The U.S. government, deserved or not, has the reputation of taking people’s money. Rarely do you hear the opposite. But in what may be one of the most rewarding government jobs, Missouri State Treasurer Clint Zweifel gets to reunite people with his state’s share of the $32 billion in unclaimed money nationwide.
Every state has unclaimed money that its treasurers work to reunite with their rightful owners. Missouri’s share totals $600 million. Zweifel just returned the largest amount of unclaimed cash in his state’s history — $6.1 million — to a Kansas City woman who wanted to remain anonymous. Zweifel has another 38 accounts to return, totaling $1,000,000 or more.
In a press release on the Missouri state treasurer’s Web site, Zweifel says, “Assets become Unclaimed Property every day for many reasons, whether it is a death in the family, misplaced documents or a change in address. What is important though is Missourians know we will safeguard their money forever until they claim it.”
Every state has an unclaimed property database, which can be found on the state government’s Web site (just do a Google search for your state’s name and “unclaimed property”) or visit MissingMoney.com, a database created by the National Association of Unclaimed Property Administrators. The data for more than 40 states can be located on that site. Just type in your name and your state of residence to check to see if you’re on record as due some money.

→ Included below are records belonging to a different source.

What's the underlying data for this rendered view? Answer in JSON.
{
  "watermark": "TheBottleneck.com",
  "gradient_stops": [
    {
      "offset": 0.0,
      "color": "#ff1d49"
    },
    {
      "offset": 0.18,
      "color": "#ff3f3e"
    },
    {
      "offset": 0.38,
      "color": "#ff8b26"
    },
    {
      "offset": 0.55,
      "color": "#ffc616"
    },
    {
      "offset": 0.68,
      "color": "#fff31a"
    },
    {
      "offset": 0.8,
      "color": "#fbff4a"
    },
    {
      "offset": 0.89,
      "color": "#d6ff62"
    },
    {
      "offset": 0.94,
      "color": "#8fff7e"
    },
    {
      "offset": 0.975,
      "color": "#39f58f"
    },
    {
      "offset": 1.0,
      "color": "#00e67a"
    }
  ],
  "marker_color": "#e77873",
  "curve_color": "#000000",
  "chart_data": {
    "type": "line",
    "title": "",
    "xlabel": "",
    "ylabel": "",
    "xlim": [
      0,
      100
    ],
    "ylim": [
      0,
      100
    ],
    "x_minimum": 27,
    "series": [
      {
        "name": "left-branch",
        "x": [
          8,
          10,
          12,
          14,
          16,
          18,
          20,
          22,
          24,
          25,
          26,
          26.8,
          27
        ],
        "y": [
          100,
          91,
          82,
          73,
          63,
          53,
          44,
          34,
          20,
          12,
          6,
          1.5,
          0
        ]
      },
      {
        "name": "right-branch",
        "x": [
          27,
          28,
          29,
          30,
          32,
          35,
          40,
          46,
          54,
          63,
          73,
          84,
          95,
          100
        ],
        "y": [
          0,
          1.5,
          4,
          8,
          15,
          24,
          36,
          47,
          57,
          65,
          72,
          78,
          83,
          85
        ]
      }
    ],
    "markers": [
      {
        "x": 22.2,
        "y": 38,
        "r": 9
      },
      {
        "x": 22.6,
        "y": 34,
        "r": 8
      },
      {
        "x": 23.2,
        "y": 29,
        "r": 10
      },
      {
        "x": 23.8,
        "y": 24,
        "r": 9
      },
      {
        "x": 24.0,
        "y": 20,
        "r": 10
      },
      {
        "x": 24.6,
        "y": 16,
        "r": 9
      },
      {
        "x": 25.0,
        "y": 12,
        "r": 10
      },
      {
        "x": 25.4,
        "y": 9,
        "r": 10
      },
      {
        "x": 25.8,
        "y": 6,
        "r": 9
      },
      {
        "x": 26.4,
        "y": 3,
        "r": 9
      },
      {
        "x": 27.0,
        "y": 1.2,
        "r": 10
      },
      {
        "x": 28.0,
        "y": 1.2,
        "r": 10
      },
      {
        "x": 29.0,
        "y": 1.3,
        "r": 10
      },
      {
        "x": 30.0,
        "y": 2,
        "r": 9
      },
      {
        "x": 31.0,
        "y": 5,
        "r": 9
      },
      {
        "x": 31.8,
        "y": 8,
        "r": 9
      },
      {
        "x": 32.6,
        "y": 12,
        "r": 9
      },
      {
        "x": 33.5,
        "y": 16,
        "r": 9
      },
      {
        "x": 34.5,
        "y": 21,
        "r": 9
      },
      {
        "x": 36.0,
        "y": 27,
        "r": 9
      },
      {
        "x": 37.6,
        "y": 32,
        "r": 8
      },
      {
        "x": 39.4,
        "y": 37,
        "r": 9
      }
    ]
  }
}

Typing in your name offers up that same rush as scratching off a lottery ticket. Turns out, there’s unclaimed money waiting for a “Melissa Bell” in Washington. Too bad the Melissa listed has a different middle name.